Transit reports that revenue from a sales tax hike of 0.3 percent, which voters passed in 2011 — and which was intended to preserve bus services — is down about $175,000, or 5 percent below projections.
This shortfall is exacerbated by an increase in fuel costs and a need to maintain the system's reserve funds, according to a Transit budget presentation.
“The income from sales tax has been less than anticipated, and even with reductions, Jefferson Transit is unable to sustain this level,” said Tammi Rubert, Transit general manager.
“We cannot afford the rising costs in health care and insurance, which increased at least 9 percent each year, and cutting Sunday service is the only option,” Rubert said.
No action was taken at Tuesday's meeting.
Consideration of approval of the 2013 budget — including proposed cuts — is expected at the next Transit board meeting at 1 p.m. Dec. 18, which also will be at the Port Townsend Fire Station, 1301 Lawrence St.
More comments will be taken at that meeting.

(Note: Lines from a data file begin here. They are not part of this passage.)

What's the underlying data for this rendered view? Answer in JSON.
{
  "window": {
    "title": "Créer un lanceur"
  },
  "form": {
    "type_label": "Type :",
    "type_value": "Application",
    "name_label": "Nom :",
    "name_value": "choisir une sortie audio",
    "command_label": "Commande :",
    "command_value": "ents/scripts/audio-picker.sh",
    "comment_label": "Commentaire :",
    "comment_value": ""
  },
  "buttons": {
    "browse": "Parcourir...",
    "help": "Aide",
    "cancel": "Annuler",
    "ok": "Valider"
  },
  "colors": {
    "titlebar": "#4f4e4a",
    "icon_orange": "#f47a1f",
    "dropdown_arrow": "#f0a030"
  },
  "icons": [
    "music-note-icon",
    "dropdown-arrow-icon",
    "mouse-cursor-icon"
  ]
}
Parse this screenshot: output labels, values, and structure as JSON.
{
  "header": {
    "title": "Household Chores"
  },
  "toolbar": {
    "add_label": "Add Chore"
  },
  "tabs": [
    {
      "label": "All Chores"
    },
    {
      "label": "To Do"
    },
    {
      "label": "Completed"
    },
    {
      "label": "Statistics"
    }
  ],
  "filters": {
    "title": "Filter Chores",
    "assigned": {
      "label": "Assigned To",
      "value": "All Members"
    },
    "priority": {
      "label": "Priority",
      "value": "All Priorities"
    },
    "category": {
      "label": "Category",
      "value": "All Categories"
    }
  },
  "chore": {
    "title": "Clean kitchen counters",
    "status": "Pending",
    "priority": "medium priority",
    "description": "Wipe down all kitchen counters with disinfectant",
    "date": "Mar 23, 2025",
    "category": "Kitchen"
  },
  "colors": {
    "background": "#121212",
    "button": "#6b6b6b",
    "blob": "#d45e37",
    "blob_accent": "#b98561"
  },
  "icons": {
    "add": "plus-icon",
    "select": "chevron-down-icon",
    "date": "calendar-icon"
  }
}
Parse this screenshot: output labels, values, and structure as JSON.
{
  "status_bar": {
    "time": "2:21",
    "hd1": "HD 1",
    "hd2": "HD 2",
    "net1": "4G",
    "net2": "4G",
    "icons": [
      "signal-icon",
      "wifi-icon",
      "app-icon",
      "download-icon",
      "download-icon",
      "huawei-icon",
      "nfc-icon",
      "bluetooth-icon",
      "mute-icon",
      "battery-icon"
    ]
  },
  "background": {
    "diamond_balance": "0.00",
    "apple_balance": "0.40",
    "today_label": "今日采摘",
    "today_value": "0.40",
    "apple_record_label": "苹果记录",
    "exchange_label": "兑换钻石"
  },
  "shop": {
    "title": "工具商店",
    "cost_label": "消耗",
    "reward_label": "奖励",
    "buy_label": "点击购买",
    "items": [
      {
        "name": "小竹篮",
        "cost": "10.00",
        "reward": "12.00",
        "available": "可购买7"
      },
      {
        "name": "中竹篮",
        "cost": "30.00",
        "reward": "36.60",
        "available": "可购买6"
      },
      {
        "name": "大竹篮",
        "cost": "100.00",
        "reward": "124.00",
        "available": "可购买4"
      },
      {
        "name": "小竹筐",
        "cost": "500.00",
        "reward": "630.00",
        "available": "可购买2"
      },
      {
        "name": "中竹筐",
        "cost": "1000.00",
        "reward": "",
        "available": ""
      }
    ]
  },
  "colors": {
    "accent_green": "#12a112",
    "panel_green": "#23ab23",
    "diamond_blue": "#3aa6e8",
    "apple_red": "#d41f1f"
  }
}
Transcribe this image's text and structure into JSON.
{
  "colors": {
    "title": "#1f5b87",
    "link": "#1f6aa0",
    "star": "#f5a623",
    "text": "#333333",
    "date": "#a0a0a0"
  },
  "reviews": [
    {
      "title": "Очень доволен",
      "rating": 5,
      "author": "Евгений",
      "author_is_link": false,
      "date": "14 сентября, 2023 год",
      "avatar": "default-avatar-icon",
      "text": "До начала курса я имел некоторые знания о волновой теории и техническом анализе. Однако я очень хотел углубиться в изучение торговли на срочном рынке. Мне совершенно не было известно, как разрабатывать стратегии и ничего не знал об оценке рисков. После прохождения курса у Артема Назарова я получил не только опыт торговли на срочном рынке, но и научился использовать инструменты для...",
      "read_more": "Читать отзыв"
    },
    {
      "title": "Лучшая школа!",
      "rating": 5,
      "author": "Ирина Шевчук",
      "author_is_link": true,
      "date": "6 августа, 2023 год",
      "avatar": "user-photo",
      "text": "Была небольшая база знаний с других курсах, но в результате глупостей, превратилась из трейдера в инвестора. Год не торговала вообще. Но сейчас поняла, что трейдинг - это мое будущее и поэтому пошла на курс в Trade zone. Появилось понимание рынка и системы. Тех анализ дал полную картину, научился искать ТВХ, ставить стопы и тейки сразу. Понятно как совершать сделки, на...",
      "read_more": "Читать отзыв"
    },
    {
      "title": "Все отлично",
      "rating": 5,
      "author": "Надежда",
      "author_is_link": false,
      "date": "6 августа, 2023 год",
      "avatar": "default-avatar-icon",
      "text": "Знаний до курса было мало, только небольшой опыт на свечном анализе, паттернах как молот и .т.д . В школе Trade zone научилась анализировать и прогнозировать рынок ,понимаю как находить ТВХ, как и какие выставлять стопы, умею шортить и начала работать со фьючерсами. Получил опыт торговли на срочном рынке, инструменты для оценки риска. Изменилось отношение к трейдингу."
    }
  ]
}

Transit officials have said that the public bus service cannot sustain Sunday service, which is used by about 250 riders each week.
“Unless we look beyond the elimination of Sunday service, we'll find ourselves in the same fix we are in today come a year from now,” Todd Wexman told the board.
“Without cuts across the board — that is, the elimination of positions in operations and administration as well as cutbacks in capital expenditures — we'll not survive for long.”
Several of those who commented said they rely on Sunday buses to attend church.
“I know you have Transit's best interests at heart, but if you discontinue Sunday service, it will have a major impact on my life,” Darrell Conder said.
“Before you make this decision, I'd like you to make sure that cutting service is the only option and there are no other things to be cut.
“There are real people who will be hurt, and we'll be forced to walk or to go nowhere on Sunday.”
Rubert said the agency is working with area churches and plans to donate use of a bus so people can get to church Sundays.
Rider Lyle Courtsal said: “If you want to serve the people, you need to actually increase bus service, not cut it.
“We have an aging population, and as people get older, the more services they need.”
Courtsal also spoke out against the construction of the new service facility on land purchased using a Federal Transit Administration grant.
“It doesn't make sense to build a new facility to hold the buses that you aren't using on the routes you have discontinued,” he said.
Rubert said the facility was necessary because there are “major issues” with the current building, and it is inadequate to service the current fleet.
She also said if the facility is not built, the agency will have to return the $700,000 it has spent on the project so far.
For more information, visit www.jeffersontransit.com.
Jefferson County Reporter Charlie Bermant can be reached at 360-385-2335 or at email@example.com.